  • Delivering new capabilities to support value-based program performance. With MIPS and alternative payment models, practices need new functionality to manage the cost and quality of their populations. New capabilities are therefore being embedded within, or connected to, EHRs. The integration of evidence-based care pathways is particularly important, enabling the EHR to reinforce clinical best practices in the context of a patient encounter, where it can most positively impact outcomes. Further innovations include the incorporation of genomic profiles facilitating precision medicine, and even advanced analytics to report on quality/MIPS measures, metrics, and risk scores in near real-time.

The acceleration of value-based care brings with it the need for practices to rethink the toolset that will help support their success. When it comes to the EHR, the capabilities of the future will center on the ability of multidisciplinary teams, equipped with powerful data and evidence-based pathways, to care for patients holistically across all health issues and care settings. While this is a departure from the office visit-centric EHRs of today, it reflects the new role of this technology as one among many important pillars forming a platform for value-based care delivery in a practice.
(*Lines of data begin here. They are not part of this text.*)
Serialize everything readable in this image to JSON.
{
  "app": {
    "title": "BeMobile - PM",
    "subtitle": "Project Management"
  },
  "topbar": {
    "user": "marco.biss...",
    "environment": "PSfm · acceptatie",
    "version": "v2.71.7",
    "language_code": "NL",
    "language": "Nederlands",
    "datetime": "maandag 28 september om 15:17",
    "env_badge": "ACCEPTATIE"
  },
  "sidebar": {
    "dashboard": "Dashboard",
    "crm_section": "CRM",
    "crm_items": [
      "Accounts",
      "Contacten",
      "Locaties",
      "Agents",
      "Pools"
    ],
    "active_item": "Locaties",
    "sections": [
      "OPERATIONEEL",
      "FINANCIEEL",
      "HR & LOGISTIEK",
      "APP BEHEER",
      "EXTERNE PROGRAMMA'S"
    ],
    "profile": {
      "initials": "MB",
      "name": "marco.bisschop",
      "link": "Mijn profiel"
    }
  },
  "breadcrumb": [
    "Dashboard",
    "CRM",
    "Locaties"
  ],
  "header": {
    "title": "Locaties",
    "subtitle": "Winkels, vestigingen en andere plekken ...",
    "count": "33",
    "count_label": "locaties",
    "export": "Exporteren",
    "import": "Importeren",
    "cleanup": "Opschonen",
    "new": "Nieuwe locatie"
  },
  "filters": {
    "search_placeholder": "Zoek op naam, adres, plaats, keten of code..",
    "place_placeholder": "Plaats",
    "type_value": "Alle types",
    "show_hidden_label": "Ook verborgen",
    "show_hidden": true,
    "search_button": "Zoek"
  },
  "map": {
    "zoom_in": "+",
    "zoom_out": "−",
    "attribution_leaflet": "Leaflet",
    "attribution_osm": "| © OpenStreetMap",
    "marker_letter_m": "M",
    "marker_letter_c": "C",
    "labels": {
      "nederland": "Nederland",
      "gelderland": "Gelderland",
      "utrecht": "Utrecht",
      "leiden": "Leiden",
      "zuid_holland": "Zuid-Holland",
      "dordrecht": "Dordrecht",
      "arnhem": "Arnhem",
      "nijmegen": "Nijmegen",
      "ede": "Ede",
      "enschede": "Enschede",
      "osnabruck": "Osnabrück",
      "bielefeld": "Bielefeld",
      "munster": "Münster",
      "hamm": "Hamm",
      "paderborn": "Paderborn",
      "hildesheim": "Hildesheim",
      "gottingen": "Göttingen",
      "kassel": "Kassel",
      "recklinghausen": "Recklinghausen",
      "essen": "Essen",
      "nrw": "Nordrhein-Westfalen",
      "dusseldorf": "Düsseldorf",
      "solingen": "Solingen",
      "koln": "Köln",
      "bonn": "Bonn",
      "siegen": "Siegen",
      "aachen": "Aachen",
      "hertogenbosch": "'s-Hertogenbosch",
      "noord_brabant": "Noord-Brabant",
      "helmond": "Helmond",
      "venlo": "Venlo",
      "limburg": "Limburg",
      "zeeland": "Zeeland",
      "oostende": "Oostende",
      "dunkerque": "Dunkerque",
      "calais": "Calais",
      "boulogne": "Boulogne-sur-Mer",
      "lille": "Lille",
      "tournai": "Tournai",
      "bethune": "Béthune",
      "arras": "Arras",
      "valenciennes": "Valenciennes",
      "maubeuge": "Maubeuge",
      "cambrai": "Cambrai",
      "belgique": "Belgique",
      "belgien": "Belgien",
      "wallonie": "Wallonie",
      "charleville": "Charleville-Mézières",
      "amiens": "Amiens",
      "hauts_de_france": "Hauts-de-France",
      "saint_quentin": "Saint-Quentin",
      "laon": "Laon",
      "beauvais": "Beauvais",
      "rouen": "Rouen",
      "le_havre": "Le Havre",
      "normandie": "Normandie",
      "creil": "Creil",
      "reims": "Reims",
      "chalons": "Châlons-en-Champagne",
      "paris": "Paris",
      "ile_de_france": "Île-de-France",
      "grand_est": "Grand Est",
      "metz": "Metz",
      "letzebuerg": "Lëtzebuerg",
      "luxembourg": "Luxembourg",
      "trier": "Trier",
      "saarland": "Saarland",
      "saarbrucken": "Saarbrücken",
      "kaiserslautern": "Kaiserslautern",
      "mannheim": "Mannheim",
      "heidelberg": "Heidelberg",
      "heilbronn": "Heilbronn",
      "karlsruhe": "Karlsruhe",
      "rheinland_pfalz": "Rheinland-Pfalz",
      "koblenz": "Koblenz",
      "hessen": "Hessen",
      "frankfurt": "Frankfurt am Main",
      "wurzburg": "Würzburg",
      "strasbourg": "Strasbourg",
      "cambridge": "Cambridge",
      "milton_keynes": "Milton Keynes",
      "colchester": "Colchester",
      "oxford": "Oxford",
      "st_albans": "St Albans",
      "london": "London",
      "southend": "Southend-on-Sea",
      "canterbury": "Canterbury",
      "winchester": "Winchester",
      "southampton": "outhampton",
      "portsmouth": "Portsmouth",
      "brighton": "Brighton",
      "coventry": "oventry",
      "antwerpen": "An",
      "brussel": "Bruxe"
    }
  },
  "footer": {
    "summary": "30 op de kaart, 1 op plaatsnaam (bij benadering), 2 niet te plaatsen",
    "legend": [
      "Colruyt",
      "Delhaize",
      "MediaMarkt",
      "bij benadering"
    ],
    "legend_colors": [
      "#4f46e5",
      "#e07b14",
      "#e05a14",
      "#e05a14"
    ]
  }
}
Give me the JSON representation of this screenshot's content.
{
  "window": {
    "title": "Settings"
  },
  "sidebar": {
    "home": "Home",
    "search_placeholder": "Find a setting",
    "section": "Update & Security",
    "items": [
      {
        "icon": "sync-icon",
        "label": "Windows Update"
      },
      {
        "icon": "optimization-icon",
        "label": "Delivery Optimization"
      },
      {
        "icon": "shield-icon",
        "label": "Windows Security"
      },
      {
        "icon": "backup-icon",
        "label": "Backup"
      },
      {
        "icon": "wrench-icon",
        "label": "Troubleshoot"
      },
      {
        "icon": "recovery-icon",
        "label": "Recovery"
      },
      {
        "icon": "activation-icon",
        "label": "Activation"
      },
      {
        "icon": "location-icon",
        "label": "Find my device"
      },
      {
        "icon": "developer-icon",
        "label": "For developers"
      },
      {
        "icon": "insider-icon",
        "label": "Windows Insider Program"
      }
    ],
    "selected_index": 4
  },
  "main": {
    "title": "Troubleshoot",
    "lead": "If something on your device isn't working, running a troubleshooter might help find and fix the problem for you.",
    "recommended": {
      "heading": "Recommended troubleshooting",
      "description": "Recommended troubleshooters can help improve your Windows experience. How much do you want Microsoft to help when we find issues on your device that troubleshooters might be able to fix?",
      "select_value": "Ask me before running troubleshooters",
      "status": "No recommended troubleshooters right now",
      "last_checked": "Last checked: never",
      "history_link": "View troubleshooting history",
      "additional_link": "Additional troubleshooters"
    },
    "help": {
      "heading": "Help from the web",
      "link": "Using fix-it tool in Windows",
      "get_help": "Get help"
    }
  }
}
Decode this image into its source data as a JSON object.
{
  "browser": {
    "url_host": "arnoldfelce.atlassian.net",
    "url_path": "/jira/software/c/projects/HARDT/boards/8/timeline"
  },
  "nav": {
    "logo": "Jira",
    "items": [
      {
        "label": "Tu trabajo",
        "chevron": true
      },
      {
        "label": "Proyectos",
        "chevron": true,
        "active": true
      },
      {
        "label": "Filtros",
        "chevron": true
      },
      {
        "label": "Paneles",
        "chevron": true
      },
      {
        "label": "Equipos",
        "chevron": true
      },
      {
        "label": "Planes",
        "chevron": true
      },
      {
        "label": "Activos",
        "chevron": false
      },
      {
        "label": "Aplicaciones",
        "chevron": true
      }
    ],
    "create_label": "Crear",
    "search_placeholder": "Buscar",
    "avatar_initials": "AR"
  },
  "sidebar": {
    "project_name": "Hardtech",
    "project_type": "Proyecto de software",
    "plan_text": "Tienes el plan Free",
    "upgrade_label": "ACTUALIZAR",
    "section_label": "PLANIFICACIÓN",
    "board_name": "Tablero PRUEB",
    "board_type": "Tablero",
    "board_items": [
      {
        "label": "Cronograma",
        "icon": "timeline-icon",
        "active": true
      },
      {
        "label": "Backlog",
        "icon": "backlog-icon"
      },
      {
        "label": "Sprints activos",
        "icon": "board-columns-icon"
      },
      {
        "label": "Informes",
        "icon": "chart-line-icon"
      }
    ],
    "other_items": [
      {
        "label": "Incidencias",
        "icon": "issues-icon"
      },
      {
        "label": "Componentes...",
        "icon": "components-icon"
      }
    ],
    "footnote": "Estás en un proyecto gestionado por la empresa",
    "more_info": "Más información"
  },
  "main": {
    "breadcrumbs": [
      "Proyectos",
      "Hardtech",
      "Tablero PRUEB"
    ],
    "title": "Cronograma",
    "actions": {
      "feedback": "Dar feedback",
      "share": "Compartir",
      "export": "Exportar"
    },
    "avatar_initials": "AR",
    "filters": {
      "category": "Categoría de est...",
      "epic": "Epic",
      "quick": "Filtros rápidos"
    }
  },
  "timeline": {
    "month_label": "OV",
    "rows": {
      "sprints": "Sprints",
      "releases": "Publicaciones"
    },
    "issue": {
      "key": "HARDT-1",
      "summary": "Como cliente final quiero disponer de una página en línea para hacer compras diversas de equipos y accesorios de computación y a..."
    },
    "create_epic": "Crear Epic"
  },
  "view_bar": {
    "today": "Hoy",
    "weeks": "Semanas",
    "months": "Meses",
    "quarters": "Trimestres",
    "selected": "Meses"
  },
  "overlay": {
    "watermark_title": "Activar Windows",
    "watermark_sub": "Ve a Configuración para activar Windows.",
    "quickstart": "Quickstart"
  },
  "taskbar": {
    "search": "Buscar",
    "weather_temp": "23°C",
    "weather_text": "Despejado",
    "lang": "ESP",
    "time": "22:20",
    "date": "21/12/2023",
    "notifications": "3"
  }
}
About The AuthorDr. Charles Saunders, Integra Connect

Dr. Charles Saunders is CEO of Integra Connect.